“By taking new technologies, such as artificial intelligence, and applying their unique power to our data analysis and our research, we will advance understanding of how aquatic ecosystems respond to stress—everything from changing climate to pollution. This will inspire new technologies and strategies for protecting our freshwater ecosystems.”
This research is being made possible through a $500,000 funding grant from the RBC Foundation, allowing IISD Experimental Lakes Area to advance the role of new technologies and freshwater protection.
“At RBC we believe in the power of innovative technologies like artificial intelligence and blockchain to address and scale solutions to some of the most pressing environmental issues of our time,” said Valerie Chort, vice president, corporate citizenship, RBC. “We’re proud to be working alongside IISD Experimental Lakes Area to develop real-world solutions that advance the role of new technologies and freshwater protection.”

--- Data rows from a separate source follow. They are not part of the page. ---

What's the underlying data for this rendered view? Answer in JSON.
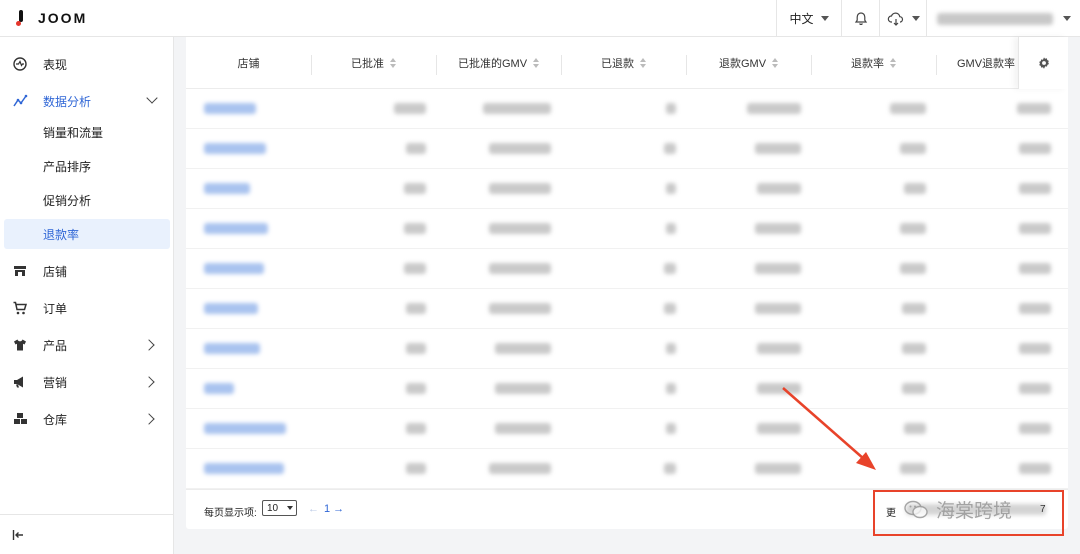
{
  "app": {
    "logo_text": "JOOM",
    "accent": "#2f66d6",
    "brand_dot": "#e5352b"
  },
  "header": {
    "language": "中文",
    "bell_icon": "bell-icon",
    "cloud_icon": "cloud-icon"
  },
  "sidebar": {
    "items": [
      {
        "label": "表现",
        "icon": "dashboard-icon"
      },
      {
        "label": "数据分析",
        "icon": "analytics-icon"
      },
      {
        "label": "店铺",
        "icon": "store-icon"
      },
      {
        "label": "订单",
        "icon": "cart-icon"
      },
      {
        "label": "产品",
        "icon": "tshirt-icon"
      },
      {
        "label": "营销",
        "icon": "megaphone-icon"
      },
      {
        "label": "仓库",
        "icon": "warehouse-icon"
      }
    ],
    "analytics_sub": [
      "销量和流量",
      "产品排序",
      "促销分析",
      "退款率"
    ]
  },
  "table": {
    "columns": [
      "店铺",
      "已批准",
      "已批准的GMV",
      "已退款",
      "退款GMV",
      "退款率",
      "GMV退款率"
    ],
    "row_count": 10
  },
  "footer": {
    "per_page_label": "每页显示项:",
    "per_page_value": "10",
    "prev": "←",
    "page": "1",
    "next": "→",
    "update_prefix": "更",
    "update_suffix": "7"
  },
  "watermark": {
    "text": "海棠跨境"
  }
}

IISD Experimental Lakes Area is the world’s freshwater laboratory. A series of 58 lakes and their watersheds in northwestern Ontario, Canada, IISD-ELA is the only place in the world where scientists can research on and manipulate real lakes to build a more accurate and complete picture of what human activity is doing to freshwater lakes. The findings from its 50 years of ground-breaking research have rewritten environmental policy around the world—from mitigating algal blooms to reducing how much mercury gets into our waterways—and aim to keep fresh water clean around the world for generations to come.
For more information, or to arrange an interview, contact:
IISD Experimental Lakes Area
(204) 958 7700 ext. 740
The International Institute for Sustainable Development (IISD) is an award-winning independent think tank working to create a world where people and the planet thrive. Our mission is to accelerate solutions for a stable climate, sustainable resources, and fair economies. We shine a light on what can be achieved when governments, the private sector, NGOs, and communities come together to share knowledge, commit to change, and build resilience. With offices in Geneva, Ottawa, Toronto and Winnipeg, our research spans the globe.
You might also be interested in
The Future of Resource Taxation: A roadmap
The framework document for the IGF and ATAF's Future of Resources Taxation project.
Ending world hunger by 2030 would cost $330bn, study finds
Research suggests that by targeting enhanced aid money more effectively and with greater innovation, a solution is possible.
Quick fix for hunger and climate goals? More spending on small farmers
Global goals to tackle climate change and end hunger by 2030 are within reach if donors and developing nations help small farmers.
An AI Analysis of 500,000 Studies Shows How We Can End World Hunger
The scientists turned to machine learning to comb 500,000 studies and white papers chronicling the world’s food system.